Purple Martin (hesperia) Progne subis hesperia Scientific name definitions

Systematics History

Progne subis hesperia Brewster, 1889 [type locality = Sierra de la Laguna, Baja California Sur, Mexico] (34). Includes Progne subis oberholseri Brandt, 1951. This subspecies possibly occurs south to extreme northern Sinaloa and on islands in Gulf of California (35, 27), and birds on the Pacific slope north of the central Baja California peninsula (north of 31°N latitude) have been ascribed to Progne subis hesperia, but this attribution has been questioned (23, 36, 27).


Breeds in deserts of southern Baja California peninsula and southern Arizona south to at least south-central Sonora, though distribution not fully understood (see Systematics History for subspecies hesperia). Likely overwinters in South America.


Like Progne subis arboricola, but body size small (wing chord: male < 146 mm, female < 141 mm) (22).

Related Species

Monophyly of Hirundinidae, the swallows and martins, has never been questioned, but relationships within Hirundininae—a subfamily that includes all but the two species of river martins (Pseudochelidoninae)—have been difficult to tease apart. Early molecular work, in this case with DNA–DNA hybridization, suggested that the subfamily was split along ecological lines: three major clades were said to correlate with whether the nest was excavated, built of mud, or placed in a cavity (37). Additional genetic work has not supported so clean an ecological break, but it has become increasing clear that the genus Progne is in a broad clade that includes Tachycineta (tree swallows), Stelgidopteryx (rough-winged swallows), Riparia (sand martins), and various genera endemic to the New World that may have arisen in and radiated from the Andes (38), with Progne appearing to be sister to Stelgidopteryx within this clade (39). The subfamily's other major clade contains the genera Hirundo (barn swallows), Cecropis (red-rumped swallows), and Petrochelidon (cliff swallows), among others (39).

Most of the 9 or so species in the genus Progne resemble one another closely in morphology, behavior, and ecology, with Progne elegans (the Southern Martin of South America), Progne sinaloae (the Sinaloa Martin of western Mexico), Progne dominicensis (the Caribbean Martin of Jamaica, Hispaniola, the Lesser Antilles, and Tobago), Progne cryptoleuca (the Cuban Martin of Cuba and the Isle of Pines), Progne chalybea (the Gray-breasted Martin of much of the Neotropics), and Progne subis being especially similar.
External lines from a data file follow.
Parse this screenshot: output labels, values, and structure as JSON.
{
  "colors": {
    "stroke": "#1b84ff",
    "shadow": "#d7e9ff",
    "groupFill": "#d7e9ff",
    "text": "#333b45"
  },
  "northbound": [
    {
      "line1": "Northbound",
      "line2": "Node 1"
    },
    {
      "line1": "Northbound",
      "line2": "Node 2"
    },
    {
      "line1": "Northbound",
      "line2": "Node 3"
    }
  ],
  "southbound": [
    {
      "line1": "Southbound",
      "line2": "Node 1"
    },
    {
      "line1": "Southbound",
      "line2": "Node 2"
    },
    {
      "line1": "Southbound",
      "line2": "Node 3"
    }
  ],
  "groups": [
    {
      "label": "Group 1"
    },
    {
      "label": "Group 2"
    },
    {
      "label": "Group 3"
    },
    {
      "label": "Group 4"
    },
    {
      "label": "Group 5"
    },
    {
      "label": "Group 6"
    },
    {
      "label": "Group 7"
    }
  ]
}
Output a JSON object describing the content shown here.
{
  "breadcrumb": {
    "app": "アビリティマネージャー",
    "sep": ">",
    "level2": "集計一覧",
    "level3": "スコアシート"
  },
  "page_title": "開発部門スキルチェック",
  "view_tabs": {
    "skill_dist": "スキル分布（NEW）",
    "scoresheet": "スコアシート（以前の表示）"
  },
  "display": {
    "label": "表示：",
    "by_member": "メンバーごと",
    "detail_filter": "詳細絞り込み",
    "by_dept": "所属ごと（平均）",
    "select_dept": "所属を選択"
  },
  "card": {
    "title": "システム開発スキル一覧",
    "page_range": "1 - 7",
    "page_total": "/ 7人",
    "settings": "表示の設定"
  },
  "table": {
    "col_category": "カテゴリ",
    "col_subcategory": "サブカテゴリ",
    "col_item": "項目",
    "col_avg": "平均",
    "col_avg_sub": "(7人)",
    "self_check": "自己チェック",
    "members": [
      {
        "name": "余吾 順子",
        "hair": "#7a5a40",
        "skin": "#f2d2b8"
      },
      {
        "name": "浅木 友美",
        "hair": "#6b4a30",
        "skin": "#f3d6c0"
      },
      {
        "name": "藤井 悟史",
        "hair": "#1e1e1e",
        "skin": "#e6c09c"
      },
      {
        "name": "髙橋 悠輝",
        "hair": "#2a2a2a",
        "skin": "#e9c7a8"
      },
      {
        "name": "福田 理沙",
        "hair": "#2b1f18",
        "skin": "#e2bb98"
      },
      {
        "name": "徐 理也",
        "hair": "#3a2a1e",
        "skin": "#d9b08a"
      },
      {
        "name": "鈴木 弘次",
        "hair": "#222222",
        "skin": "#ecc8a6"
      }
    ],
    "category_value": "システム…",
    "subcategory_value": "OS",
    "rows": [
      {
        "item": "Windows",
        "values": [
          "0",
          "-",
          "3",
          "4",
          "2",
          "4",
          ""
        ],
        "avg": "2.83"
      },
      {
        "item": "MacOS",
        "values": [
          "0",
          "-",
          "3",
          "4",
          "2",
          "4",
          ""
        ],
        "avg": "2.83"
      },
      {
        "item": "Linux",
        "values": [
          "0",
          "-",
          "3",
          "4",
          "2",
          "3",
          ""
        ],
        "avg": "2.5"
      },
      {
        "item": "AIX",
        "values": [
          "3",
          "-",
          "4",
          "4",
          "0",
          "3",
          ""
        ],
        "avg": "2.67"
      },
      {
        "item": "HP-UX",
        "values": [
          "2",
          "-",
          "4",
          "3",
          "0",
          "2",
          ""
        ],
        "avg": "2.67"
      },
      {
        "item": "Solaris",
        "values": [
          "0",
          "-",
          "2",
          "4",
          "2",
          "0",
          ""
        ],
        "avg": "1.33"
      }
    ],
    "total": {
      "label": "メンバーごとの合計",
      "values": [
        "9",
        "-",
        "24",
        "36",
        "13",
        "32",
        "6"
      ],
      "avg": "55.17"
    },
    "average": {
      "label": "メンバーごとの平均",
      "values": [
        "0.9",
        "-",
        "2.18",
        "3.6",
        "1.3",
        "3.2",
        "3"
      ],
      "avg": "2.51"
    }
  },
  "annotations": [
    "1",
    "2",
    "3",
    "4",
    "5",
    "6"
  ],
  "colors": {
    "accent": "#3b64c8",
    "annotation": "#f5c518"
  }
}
Among these species, Progne subis appears sister to a clade that contains an amalgam of each of the other 5 species (40). Progne subis might be particularly closely related to Progne sinaloae given the existence of several putative hybrids between them (41, 42), though in a molecular phylogeny, Progne sinaloae appears to be sister to northern Progne chalybea populations (40).

Fossil History

No information.

Recommended Citation

Brown, C. R., D. A. Airola, and S. Tarof (2021). Purple Martin (Progne subis), version 2.0. In Birds of the World (P. G. Rodewald, Editor). Cornell Lab of Ornithology, Ithaca, NY, USA. https://doi.org/10.2173/bow.purmar.02